Stories about Women & Gender from May, 2015
"What I see is Ma’s fear as a male leader of increasing female power, having already made so much money from women."
Pakistani-American Aizzah Fatima has brought her one-woman play to all sorts of venues in recent years. Even the play's title offends some. It's called: Dirty Paki Lingerie.
The Peshawar School for Peace, which was inaugurated on 6 May 2015, aims to promote interfaith harmony, girls' education and social cohesion. Global Voices spoke with those behind the school.
You might not expect to see women riding motorcycles if you took to the UAE's roads, but a group of women from all over the world are doing just that.
Atena Farghadani was arrested over a cartoon she drew that depicts Iran's members of parliament as animals voting on law that will restrict access to contraception and criminalise voluntary sterilisation.
The cartoon that sparked her arrest depicts members of parliament as animals. She is charged with spreading propaganda against the system, insulting members of parliament and insulting the supreme leader.

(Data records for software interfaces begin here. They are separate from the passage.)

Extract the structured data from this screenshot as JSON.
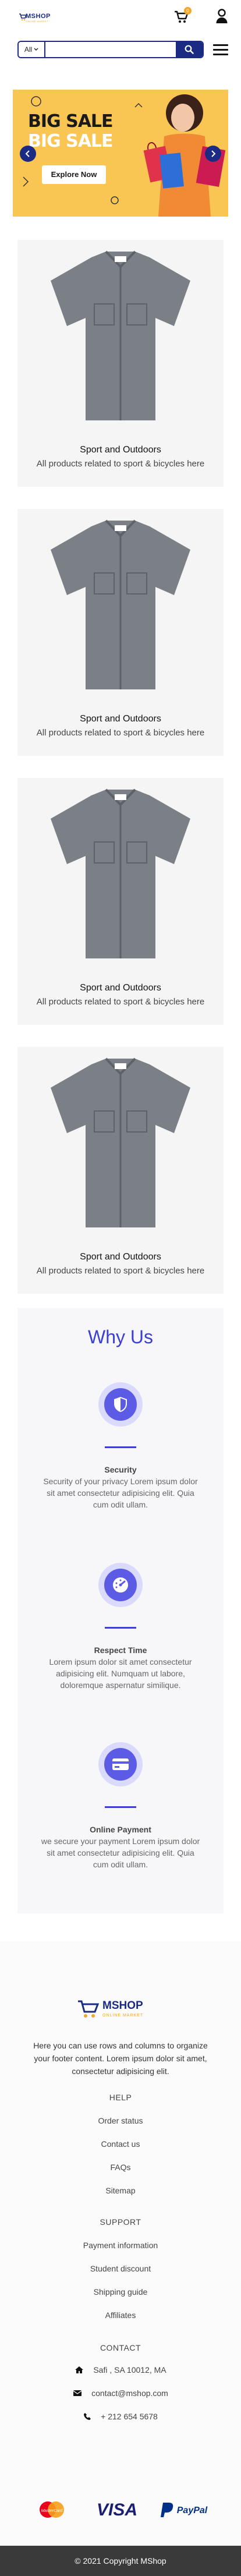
{
  "header": {
    "logo_text": "MSHOP",
    "logo_sub": "ONLINE MARKET",
    "cart_count": "0"
  },
  "search": {
    "category": "All",
    "placeholder": ""
  },
  "banner": {
    "title": "BIG SALE",
    "subtitle": "BIG SALE",
    "button": "Explore Now"
  },
  "products": [
    {
      "title": "Sport and Outdoors",
      "desc": "All products related to sport & bicycles here"
    },
    {
      "title": "Sport and Outdoors",
      "desc": "All products related to sport & bicycles here"
    },
    {
      "title": "Sport and Outdoors",
      "desc": "All products related to sport & bicycles here"
    },
    {
      "title": "Sport and Outdoors",
      "desc": "All products related to sport & bicycles here"
    }
  ],
  "why": {
    "title": "Why Us",
    "features": [
      {
        "icon": "shield-icon",
        "title": "Security",
        "text": "Security of your privacy Lorem ipsum dolor sit amet consectetur adipisicing elit. Quia cum odit ullam."
      },
      {
        "icon": "speedometer-icon",
        "title": "Respect Time",
        "text": "Lorem ipsum dolor sit amet consectetur adipisicing elit. Numquam ut labore, doloremque aspernatur similique."
      },
      {
        "icon": "credit-card-icon",
        "title": "Online Payment",
        "text": "we secure your payment Lorem ipsum dolor sit amet consectetur adipisicing elit. Quia cum odit ullam."
      }
    ]
  },
  "footer": {
    "logo_text": "MSHOP",
    "logo_sub": "ONLINE MARKET",
    "description": "Here you can use rows and columns to organize your footer content. Lorem ipsum dolor sit amet, consectetur adipisicing elit.",
    "help": {
      "title": "HELP",
      "links": [
        "Order status",
        "Contact us",
        "FAQs",
        "Sitemap"
      ]
    },
    "support": {
      "title": "SUPPORT",
      "links": [
        "Payment information",
        "Student discount",
        "Shipping guide",
        "Affiliates"
      ]
    },
    "contact": {
      "title": "CONTACT",
      "address": "Safi , SA 10012, MA",
      "email": "contact@mshop.com",
      "phone": "+ 212 654 5678"
    }
  },
  "payments": [
    "MasterCard",
    "VISA",
    "PayPal"
  ],
  "copyright": "© 2021 Copyright MShop",
  "colors": {
    "brand": "#1b2b84",
    "accent": "#3b3fd1",
    "banner": "#f9c654"
  }
}
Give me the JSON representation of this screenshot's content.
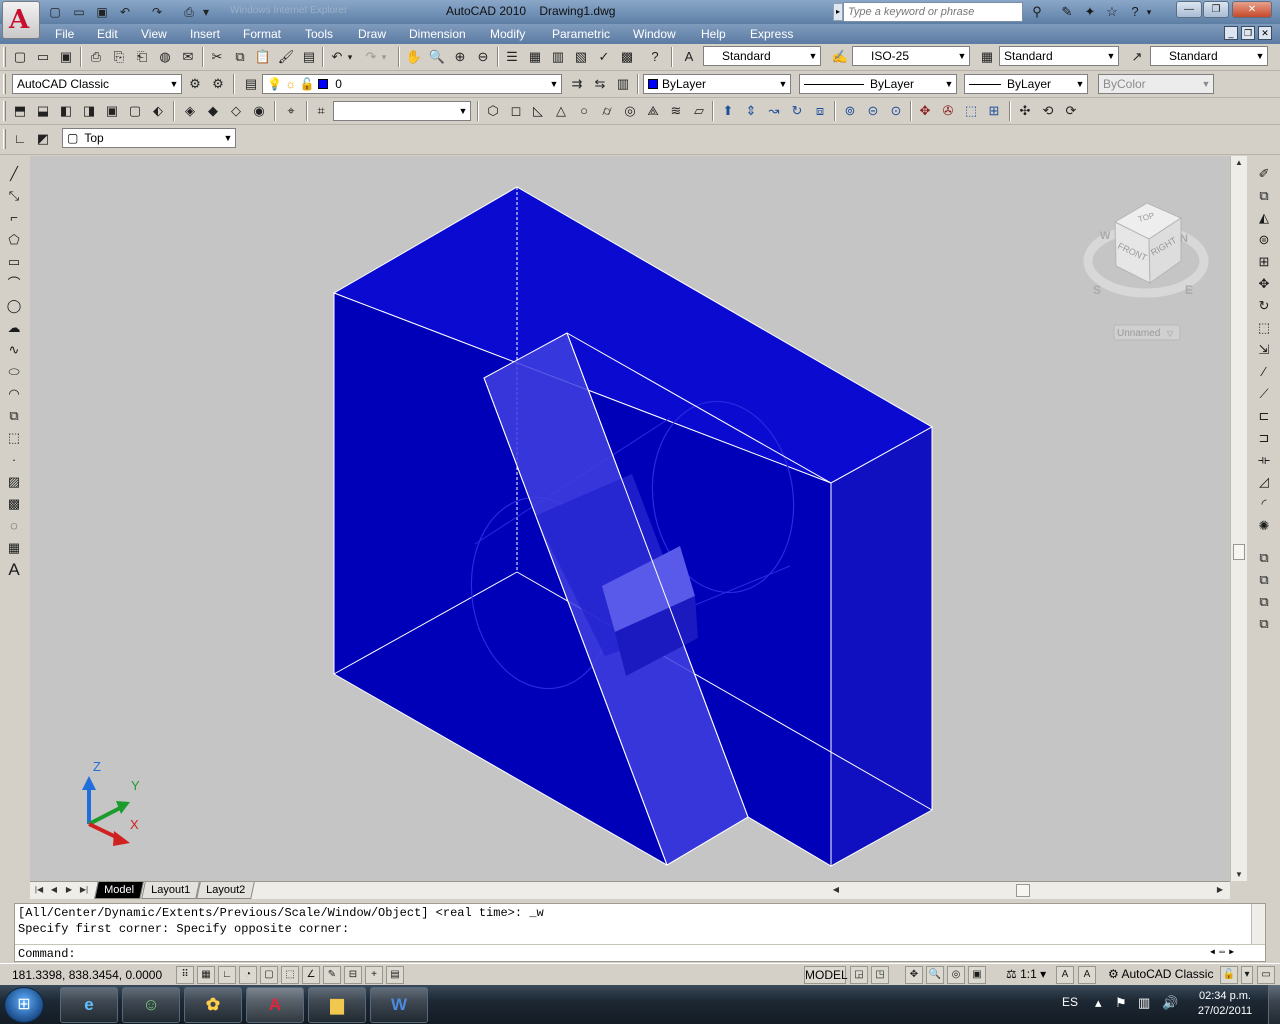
{
  "window": {
    "title": "AutoCAD 2010    Drawing1.dwg",
    "ghost_title": "Windows Internet Explorer",
    "search_placeholder": "Type a keyword or phrase"
  },
  "menu": [
    "File",
    "Edit",
    "View",
    "Insert",
    "Format",
    "Tools",
    "Draw",
    "Dimension",
    "Modify",
    "Parametric",
    "Window",
    "Help",
    "Express"
  ],
  "styles_toolbar": {
    "text_style": "Standard",
    "dim_style": "ISO-25",
    "table_style": "Standard",
    "multileader_style": "Standard"
  },
  "workspace_combo": "AutoCAD Classic",
  "layer_combo": "0",
  "properties": {
    "color": "ByLayer",
    "linetype": "ByLayer",
    "lineweight": "ByLayer",
    "plotstyle": "ByColor",
    "color_hex": "#0000ff"
  },
  "view_combo": "Top",
  "viewport": {
    "background": "#c5c5c5",
    "solid_color": "#0000c8",
    "viewcube": {
      "top": "TOP",
      "front": "FRONT",
      "right": "RIGHT",
      "compass_n": "N",
      "compass_s": "S",
      "compass_e": "E",
      "compass_w": "W",
      "ucs_menu": "Unnamed"
    },
    "ucs_axes": {
      "x": "X",
      "y": "Y",
      "z": "Z"
    }
  },
  "tabs": [
    "Model",
    "Layout1",
    "Layout2"
  ],
  "active_tab": "Model",
  "command": {
    "history": [
      "[All/Center/Dynamic/Extents/Previous/Scale/Window/Object] <real time>: _w",
      "Specify first corner: Specify opposite corner:"
    ],
    "prompt": "Command:"
  },
  "status": {
    "coords": "181.3398, 838.3454, 0.0000",
    "space": "MODEL",
    "annotation_scale": "1:1",
    "workspace": "AutoCAD Classic"
  },
  "taskbar": {
    "language": "ES",
    "time": "02:34 p.m.",
    "date": "27/02/2011"
  }
}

'I do believe, that whoever wishes death to Afghanistan, cannot have any love for Tajikistan.'
"Action on #Rohingya is a real test of character for #ASEAN. Are we compassionate or heartless nations?"
Along Morocco’s Border With a Spanish Enclave, Women Shoulder Twice Their Weight ‘to Earn a Morsel of Bread’
These women carry loads of 100-200 lbs for the chance to earn $5 per day across the border from Spain's Ceuta to Morocco.
Sonita Alizadeh is now living and going to school in the US, and she’s still making music about social justice in Afghanistan.
In response to a sexist outburst by a ranking government official, young women have started posting selfies with the hashtag #WrinkledWoman while scrunching up their faces to lampoon the remark.
Hebrew University of Jerusalem professor Dr Sydney Engelberg shot to internet stardom after his photograph comforting a fussy baby while continuing to teach went viral, reports Maya Norton
The explosion of online social networks makes it easier than ever for sexual predators, but the Internet also presents women with new weapons against a legal system stacked against them.
A Salvadoran woman is pardoned after seven years in prison, convicted of abortion for a stillbirth, and a Paraguayan 10-year-old girl, allegedly raped by her stepfather, is denied an abortion.
"I would date Ugandan girls for casual sex and not serious relationship," says Ugandan musician Coco Finger in an interview with Uganda's New Vision newspaper.